Recap of the Alberta Native Trout Science Workshop

Barrier lake research station photo credit ashley meek

A large group of native trout experts representing the provincial and federal governments, local universities, the forest and mining industry, NGOs, as well as international experts from south of the border, gathered at a research station in Kananaskis for three days packed with presentations and discussions about all aspects of trout science.

Hosted at the University of Calgary’s Barrier Lake Research Station from February 1–3 and was co-sponsored by the Office of the Chief Scientist and fRI Research. The goal was to go deep into what we know and what we still need to learn about Alberta’s native trout populations.

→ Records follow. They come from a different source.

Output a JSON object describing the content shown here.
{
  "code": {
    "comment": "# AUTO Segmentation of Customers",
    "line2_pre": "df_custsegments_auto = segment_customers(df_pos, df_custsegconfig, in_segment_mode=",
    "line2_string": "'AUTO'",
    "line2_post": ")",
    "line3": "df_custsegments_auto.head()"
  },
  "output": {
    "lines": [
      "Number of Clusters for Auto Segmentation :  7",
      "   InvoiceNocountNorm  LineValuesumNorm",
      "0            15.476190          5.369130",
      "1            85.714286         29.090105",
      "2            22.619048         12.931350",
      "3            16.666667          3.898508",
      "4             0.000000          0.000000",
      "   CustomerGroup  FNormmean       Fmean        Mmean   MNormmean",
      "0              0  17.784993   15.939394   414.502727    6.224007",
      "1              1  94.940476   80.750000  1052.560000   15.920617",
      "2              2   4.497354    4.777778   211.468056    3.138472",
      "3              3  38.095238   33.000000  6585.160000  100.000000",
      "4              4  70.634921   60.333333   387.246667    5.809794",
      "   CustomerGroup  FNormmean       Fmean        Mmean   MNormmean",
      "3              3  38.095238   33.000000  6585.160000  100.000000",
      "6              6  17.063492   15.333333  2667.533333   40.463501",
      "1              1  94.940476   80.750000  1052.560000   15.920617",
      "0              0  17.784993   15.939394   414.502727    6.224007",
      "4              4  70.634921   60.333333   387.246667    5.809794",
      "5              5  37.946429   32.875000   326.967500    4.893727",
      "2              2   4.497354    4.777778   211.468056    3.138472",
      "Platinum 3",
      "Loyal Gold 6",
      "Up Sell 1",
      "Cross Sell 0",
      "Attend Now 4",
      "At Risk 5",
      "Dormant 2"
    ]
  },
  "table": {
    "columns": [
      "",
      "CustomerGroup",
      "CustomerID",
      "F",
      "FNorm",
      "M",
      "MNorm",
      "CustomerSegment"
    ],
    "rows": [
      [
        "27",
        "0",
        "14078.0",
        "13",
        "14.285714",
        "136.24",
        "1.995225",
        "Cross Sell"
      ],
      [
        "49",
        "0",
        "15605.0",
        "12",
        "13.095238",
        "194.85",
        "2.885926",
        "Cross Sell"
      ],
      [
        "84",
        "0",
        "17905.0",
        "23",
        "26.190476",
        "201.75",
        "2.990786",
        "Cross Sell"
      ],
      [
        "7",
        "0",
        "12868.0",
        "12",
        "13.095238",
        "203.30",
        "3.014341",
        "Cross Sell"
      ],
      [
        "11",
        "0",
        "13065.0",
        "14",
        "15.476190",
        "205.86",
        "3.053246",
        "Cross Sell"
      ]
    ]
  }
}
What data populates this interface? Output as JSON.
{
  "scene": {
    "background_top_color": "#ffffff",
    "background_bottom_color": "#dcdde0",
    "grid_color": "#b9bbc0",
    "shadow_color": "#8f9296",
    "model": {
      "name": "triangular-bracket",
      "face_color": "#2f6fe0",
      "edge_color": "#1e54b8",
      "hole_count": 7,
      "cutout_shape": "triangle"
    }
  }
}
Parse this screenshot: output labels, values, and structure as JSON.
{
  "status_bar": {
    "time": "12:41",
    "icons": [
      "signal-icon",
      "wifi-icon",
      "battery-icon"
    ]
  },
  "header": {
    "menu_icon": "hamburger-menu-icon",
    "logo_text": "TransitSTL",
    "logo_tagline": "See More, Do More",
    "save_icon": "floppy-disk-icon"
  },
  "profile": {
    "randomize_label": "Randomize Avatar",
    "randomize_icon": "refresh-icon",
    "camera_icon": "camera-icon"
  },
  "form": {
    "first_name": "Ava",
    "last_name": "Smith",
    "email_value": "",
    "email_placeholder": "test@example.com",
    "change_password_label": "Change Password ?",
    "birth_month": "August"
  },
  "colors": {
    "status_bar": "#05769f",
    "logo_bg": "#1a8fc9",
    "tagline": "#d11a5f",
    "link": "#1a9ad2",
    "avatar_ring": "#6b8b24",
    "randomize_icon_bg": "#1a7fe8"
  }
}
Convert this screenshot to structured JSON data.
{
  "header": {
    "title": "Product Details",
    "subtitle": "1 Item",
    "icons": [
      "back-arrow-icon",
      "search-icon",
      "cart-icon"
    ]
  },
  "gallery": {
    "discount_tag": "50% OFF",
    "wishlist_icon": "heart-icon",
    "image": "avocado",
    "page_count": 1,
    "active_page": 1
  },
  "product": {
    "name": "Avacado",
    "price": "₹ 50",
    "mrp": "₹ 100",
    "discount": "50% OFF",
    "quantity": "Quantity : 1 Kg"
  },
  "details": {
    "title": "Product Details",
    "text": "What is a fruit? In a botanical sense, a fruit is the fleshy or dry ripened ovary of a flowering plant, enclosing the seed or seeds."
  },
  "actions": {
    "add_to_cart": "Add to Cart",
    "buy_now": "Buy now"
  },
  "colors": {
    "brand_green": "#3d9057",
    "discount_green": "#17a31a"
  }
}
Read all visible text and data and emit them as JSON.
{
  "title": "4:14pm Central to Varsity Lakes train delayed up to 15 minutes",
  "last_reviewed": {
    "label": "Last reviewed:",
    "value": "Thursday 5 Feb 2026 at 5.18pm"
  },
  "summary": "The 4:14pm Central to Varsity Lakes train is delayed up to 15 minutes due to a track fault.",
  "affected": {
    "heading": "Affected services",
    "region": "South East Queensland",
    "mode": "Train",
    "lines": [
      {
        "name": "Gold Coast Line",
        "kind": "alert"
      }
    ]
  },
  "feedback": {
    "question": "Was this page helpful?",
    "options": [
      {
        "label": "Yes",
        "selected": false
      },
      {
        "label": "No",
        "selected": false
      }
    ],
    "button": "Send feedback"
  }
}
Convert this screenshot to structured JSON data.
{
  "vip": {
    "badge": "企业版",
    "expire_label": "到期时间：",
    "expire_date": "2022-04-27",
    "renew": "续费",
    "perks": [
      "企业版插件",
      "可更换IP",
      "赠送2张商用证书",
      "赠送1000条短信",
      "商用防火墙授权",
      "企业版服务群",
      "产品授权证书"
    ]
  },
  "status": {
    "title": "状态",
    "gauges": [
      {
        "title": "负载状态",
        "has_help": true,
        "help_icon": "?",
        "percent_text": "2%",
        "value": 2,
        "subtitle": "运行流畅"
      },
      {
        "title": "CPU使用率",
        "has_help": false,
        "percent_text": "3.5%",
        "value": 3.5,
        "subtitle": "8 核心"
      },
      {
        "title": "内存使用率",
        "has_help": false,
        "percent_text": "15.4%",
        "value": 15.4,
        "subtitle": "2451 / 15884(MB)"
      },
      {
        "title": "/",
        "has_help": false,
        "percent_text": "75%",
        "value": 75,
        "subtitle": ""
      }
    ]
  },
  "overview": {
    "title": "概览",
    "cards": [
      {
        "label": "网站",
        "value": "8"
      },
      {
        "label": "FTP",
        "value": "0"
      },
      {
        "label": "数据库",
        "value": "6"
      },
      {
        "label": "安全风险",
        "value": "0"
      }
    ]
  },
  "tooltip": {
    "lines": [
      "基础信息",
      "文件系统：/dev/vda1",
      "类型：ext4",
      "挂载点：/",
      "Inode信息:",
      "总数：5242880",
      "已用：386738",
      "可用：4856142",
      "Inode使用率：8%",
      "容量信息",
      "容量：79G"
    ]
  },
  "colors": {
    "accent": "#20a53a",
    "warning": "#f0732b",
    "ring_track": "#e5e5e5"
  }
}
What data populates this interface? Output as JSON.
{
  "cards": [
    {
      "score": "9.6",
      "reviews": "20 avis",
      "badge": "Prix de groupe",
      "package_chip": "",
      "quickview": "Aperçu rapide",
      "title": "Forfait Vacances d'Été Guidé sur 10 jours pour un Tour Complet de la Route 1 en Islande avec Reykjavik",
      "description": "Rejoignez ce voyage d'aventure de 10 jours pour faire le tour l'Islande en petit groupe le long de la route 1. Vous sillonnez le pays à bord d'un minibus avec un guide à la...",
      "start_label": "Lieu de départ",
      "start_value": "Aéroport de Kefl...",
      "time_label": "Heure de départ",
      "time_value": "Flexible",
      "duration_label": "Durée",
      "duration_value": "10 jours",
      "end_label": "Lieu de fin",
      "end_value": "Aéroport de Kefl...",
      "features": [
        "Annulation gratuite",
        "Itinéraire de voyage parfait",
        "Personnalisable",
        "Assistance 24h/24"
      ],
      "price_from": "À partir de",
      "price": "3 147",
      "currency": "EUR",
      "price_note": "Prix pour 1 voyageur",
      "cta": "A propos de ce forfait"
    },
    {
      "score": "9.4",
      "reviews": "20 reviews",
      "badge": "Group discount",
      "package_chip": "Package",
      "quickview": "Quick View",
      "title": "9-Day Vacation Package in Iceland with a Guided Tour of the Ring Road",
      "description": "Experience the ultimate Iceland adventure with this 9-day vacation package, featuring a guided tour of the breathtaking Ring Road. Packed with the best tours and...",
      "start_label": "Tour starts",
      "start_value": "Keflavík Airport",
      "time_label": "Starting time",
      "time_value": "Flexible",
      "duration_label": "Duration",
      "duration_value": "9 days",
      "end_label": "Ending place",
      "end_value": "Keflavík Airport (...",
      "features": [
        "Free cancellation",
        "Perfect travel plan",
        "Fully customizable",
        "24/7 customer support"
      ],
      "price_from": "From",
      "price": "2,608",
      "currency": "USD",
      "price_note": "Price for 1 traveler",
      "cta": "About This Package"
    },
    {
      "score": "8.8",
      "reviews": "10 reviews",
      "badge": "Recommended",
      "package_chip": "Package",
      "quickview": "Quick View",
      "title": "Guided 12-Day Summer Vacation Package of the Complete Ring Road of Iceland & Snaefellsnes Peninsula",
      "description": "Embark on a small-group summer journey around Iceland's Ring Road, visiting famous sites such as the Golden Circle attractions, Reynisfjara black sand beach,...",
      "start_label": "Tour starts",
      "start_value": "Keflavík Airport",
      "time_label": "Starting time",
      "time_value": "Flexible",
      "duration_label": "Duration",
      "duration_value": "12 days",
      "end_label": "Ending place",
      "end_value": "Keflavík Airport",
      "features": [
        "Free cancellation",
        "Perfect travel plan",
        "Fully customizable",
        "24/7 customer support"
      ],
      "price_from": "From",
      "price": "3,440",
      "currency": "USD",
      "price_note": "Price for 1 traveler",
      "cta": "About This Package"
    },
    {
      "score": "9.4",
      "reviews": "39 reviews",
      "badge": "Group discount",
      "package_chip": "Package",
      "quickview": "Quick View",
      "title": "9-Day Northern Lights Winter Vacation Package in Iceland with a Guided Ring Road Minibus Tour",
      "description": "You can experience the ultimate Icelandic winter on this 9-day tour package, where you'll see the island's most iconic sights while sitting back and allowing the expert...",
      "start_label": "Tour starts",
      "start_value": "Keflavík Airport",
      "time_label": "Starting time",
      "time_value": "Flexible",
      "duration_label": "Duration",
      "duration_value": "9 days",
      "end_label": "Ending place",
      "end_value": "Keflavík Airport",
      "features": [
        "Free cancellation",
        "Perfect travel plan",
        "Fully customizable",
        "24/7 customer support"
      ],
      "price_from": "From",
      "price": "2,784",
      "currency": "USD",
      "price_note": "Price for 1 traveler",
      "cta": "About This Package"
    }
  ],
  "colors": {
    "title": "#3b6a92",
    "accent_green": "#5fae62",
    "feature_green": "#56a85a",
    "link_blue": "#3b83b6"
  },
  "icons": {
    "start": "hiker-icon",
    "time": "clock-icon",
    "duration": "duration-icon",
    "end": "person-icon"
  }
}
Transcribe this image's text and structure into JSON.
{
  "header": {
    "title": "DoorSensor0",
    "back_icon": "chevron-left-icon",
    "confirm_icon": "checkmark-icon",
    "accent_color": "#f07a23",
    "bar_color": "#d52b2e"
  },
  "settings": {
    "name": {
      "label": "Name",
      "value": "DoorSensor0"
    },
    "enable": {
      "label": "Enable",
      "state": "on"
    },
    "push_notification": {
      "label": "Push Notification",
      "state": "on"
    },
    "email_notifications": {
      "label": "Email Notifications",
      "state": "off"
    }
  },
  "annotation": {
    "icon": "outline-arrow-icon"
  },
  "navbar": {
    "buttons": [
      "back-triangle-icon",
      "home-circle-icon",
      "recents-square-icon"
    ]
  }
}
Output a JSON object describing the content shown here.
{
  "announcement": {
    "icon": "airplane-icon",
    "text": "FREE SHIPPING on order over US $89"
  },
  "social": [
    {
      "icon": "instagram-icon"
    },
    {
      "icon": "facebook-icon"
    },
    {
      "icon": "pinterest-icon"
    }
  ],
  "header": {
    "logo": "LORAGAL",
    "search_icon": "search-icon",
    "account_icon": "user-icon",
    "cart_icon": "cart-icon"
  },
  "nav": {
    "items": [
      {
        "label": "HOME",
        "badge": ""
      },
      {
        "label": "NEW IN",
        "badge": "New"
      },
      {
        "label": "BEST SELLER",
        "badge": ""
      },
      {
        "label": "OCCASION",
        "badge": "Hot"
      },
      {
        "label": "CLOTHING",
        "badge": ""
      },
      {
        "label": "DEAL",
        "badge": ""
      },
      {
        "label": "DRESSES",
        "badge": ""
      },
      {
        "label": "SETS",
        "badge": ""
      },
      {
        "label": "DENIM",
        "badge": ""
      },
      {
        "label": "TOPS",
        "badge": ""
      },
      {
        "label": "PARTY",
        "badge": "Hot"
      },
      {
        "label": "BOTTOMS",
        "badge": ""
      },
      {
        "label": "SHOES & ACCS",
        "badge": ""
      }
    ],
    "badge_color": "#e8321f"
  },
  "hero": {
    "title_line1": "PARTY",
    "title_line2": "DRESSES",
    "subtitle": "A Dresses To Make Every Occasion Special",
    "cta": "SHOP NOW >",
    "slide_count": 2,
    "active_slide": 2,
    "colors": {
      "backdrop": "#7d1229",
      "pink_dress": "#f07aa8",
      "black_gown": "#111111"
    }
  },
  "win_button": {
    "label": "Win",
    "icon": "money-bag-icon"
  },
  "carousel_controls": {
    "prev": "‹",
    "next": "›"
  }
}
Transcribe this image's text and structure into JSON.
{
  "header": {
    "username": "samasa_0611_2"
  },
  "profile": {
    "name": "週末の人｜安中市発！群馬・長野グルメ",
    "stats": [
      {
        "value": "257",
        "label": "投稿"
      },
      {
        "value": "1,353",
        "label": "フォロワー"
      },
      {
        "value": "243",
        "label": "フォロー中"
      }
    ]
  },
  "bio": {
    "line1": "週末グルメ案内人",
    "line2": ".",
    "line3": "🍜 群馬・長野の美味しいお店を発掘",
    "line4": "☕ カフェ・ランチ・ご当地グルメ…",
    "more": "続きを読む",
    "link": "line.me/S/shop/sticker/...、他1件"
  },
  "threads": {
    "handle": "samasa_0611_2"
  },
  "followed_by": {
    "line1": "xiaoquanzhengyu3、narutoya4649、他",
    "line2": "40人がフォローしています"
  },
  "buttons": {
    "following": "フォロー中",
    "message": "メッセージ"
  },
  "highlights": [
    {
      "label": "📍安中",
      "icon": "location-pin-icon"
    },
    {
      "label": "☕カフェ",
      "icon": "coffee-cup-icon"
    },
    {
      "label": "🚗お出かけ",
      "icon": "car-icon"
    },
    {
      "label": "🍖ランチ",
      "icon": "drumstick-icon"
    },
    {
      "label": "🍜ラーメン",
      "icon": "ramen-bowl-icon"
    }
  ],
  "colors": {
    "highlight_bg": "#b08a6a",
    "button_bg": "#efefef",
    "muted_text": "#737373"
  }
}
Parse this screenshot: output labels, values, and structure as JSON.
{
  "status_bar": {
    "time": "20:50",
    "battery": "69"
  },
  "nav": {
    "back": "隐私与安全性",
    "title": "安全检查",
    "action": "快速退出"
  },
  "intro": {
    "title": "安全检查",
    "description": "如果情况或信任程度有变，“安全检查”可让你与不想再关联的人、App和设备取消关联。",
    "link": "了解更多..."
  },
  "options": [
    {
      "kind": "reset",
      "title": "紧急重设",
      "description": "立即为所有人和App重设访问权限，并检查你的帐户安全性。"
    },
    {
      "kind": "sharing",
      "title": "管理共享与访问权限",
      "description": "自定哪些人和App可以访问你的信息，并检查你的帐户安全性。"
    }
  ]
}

There were sessions on trout monitoring and recovery efforts, disease, angling, climate impacts, invasive species, and cumulative effects. After supper, attendees met for freewheeling discussions that went for hours into the night and resulted in the development of new working groups between participants that will continue long after the event.

fRI Research Water and Fish Program Lead Dr. Barry White was careful to note that this workshop was urgently needed.

“The majority of our native trout populations within Alberta’s foothills region are trending towards extirpation, a stunning decline which has often been referred to as the silent decline. Accordingly, our newly created Water and Fish Program has outlined a simple threefold strategy to contribute to trout recovery rooted in the principles of sustainable forest management: understand the threats and mechanisms contributing to population declines, identify the means to best mitigate these threats, and develop new knowledge that contributes to science informed policy.”

There were speakers from throughout Alberta, joined by scientists from neighboring British Columbia, Idaho and Montana, “reinforcing the message that we are at our best, as solution driven researchers, when we work together through strong multi-interdisciplinary and cross-jurisdictional partnerships”.

Industrial operators from the forestry and mining industries were deeply engaged participants. According to White, “this sent a strong message that our partners are committed to contributing to the recovery of our native trout species, to science informed policy, and the development of wise and sustainable land use practices through knowledge discoveries”.

“The challenges we face are inherently complex and solutions may be difficult to implement,” says White. “They won’t be solved by one group. It’s going to take close collaborations. After all, we’re better, intellectually, when we share information and work as a team.”